Behind these technical achievements there is project management, careful planning and management of resources. Paolo Barbero, SIMIC Project Manager, explains in in more detail the technical achievement and the contribution of the workforces. "We are very satisfied with the results obtained during the welding operation. Over 100 m of complex welding were completed, and achieved very high quality levels by working three shifts. The gap filling of the first TF coil with resin was a delicate operation, which took us two weeks including weekends without stopping. The second TF coil is almost welded. We were able to build on the expertise from the first TF and replicate the good results."

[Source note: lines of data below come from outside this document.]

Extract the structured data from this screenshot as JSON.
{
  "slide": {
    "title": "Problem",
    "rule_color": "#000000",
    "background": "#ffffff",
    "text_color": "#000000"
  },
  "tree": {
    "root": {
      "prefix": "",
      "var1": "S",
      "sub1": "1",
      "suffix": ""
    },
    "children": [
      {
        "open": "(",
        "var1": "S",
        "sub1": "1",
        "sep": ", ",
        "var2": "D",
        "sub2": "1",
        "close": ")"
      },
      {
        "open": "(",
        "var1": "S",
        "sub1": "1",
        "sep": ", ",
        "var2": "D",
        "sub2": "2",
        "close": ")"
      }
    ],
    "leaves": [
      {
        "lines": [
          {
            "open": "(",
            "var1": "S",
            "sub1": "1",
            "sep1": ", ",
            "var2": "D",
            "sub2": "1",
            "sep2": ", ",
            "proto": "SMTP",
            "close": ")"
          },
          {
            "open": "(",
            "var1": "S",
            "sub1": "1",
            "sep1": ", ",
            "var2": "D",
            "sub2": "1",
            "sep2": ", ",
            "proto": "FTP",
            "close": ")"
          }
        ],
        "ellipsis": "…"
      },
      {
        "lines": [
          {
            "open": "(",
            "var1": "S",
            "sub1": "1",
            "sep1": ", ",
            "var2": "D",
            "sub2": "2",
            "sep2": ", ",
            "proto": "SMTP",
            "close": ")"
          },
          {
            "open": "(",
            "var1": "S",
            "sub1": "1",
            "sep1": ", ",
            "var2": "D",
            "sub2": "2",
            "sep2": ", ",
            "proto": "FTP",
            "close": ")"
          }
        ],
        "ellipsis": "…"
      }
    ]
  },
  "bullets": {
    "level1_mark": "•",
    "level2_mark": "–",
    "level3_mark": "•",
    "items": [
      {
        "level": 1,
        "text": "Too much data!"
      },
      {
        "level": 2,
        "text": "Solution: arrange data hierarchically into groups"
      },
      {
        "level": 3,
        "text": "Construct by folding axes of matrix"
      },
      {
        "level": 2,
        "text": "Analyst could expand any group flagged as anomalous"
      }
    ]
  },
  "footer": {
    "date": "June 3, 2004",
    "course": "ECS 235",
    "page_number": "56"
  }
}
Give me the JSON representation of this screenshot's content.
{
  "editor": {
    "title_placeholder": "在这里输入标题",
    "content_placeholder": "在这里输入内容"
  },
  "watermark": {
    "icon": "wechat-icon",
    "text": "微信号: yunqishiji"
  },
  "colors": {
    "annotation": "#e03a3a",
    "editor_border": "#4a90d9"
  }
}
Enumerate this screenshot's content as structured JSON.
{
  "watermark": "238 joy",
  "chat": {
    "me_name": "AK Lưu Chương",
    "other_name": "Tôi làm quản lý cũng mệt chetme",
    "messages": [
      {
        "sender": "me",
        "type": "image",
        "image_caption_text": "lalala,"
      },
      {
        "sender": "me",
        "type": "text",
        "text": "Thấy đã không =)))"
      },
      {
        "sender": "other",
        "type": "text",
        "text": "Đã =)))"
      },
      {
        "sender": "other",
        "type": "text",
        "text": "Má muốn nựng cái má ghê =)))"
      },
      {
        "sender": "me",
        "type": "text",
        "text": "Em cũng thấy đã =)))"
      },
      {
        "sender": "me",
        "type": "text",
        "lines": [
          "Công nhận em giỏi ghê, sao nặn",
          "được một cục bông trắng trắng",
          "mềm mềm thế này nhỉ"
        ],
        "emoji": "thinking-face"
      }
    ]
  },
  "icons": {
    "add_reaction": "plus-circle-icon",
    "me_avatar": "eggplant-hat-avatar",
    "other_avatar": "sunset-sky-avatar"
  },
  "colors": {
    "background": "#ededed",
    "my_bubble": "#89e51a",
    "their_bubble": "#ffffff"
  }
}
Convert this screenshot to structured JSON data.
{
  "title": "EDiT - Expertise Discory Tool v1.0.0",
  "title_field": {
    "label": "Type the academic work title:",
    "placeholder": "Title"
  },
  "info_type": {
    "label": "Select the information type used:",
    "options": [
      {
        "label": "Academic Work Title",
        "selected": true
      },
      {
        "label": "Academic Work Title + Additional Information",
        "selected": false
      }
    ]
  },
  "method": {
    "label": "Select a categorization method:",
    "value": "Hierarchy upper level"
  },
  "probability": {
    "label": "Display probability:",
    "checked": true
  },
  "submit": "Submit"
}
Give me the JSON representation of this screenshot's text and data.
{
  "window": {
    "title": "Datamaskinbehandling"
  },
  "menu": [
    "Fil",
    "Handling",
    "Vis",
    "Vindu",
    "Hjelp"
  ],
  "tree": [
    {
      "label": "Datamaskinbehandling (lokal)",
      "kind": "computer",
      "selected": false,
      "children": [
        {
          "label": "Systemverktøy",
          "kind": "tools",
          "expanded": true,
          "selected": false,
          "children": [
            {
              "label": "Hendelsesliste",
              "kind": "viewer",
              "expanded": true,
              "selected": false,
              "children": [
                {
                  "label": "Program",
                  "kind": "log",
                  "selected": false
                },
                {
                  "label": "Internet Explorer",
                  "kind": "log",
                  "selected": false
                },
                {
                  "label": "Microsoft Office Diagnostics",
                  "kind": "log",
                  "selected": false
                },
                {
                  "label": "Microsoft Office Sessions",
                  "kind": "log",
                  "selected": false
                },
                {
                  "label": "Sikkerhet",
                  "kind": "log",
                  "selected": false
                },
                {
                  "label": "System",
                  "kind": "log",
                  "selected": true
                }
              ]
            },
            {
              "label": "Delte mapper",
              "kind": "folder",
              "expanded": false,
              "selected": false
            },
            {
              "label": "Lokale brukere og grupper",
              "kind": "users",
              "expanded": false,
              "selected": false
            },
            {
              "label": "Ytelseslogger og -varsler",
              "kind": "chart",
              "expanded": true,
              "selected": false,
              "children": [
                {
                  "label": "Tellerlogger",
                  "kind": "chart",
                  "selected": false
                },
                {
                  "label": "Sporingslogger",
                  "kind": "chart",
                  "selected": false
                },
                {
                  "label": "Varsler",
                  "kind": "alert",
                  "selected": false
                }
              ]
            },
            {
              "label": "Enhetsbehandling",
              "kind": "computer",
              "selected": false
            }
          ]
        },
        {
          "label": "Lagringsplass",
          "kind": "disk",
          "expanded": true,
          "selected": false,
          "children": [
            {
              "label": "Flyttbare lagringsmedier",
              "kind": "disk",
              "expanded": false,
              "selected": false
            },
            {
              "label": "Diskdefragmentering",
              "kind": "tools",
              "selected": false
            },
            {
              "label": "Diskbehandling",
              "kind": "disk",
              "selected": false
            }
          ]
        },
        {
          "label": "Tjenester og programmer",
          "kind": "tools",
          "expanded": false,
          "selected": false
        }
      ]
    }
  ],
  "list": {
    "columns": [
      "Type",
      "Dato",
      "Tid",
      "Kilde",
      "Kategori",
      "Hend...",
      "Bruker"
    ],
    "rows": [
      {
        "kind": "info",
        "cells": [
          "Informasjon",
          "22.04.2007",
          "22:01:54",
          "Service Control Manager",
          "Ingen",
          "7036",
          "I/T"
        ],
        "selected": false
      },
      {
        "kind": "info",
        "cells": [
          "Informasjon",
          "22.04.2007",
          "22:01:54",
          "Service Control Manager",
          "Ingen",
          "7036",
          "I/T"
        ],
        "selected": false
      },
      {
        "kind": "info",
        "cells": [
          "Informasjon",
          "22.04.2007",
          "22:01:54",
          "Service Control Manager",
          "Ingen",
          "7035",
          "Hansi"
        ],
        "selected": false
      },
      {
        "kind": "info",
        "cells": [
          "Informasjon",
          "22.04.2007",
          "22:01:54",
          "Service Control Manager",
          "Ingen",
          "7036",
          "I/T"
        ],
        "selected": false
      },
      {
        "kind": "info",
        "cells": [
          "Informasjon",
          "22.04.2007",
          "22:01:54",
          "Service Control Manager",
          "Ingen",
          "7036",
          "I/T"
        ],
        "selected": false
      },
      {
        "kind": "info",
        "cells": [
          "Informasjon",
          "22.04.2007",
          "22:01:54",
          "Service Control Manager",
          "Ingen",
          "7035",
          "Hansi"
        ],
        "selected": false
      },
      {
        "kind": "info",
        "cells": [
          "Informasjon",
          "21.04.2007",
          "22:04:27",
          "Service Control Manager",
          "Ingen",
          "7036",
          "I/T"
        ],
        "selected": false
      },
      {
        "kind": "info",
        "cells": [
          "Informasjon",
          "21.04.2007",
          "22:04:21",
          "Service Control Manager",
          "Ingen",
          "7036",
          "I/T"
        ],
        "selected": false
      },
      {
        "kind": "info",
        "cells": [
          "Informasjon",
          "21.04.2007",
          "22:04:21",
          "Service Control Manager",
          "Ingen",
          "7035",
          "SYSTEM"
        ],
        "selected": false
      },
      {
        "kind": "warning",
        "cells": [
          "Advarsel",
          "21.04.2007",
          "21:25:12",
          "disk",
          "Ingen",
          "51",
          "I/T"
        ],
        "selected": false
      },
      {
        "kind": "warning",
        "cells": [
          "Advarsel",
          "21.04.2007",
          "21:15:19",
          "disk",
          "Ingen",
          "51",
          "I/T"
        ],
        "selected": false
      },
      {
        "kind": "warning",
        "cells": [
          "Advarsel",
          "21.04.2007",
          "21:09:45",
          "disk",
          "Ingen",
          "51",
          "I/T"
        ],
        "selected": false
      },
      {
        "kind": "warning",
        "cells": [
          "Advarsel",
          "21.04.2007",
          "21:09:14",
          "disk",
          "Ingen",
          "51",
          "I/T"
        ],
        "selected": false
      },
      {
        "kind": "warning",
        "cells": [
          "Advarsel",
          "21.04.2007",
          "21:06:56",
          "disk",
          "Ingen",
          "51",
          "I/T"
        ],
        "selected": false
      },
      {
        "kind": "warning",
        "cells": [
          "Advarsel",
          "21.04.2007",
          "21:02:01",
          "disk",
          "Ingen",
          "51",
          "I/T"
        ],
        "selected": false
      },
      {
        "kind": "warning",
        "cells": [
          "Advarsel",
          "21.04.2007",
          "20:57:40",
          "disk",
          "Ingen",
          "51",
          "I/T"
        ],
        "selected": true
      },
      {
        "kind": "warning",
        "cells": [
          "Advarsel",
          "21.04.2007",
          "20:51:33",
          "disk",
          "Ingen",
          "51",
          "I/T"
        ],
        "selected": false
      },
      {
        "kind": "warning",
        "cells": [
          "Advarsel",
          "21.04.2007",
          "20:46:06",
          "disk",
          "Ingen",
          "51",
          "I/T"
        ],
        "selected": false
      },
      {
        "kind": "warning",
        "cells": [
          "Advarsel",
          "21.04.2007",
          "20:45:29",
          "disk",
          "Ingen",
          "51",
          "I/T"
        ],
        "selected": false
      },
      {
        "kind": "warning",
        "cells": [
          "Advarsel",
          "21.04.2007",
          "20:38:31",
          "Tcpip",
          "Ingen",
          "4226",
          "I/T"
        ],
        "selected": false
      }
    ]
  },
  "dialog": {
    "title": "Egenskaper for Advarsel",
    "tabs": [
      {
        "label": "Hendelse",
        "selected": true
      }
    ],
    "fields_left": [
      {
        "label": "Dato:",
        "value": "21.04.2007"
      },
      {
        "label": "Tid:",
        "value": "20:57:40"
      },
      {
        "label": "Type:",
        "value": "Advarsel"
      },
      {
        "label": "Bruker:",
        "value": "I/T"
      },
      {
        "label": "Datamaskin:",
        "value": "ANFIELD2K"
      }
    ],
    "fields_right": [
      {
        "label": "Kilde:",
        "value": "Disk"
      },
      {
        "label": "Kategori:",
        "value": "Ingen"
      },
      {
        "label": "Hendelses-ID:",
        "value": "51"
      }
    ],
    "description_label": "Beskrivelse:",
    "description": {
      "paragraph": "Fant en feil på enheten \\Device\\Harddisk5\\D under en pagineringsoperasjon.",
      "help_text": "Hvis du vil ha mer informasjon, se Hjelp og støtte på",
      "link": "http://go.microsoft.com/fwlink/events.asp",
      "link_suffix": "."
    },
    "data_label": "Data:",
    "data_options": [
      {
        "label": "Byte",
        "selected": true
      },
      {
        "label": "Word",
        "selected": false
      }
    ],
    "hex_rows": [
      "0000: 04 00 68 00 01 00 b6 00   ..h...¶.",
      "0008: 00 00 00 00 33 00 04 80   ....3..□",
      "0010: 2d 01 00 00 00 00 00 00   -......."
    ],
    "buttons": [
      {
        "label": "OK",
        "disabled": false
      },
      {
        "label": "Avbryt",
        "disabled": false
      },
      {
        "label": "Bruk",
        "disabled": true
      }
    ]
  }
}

Alessandro Bonito-Oliva, F4E Magnets Programme Manager has been following the evolution of the works from the start. Together with his team, he has invested time in identifying the best possible options to reconcile schedule and the complex specifications. "The results we have obtained so far are not just the outcome of good technical solutions. In essence, they represent ten years of hard work and careful planning. Our strategic thinking helped us to analyse upfront, and to define the proper implementation strategy. This, together with our capability to react, adapt and to manage in a timely manner adverse situations during the implementation of the contracts, have been essential to the results obtained so far," he explains.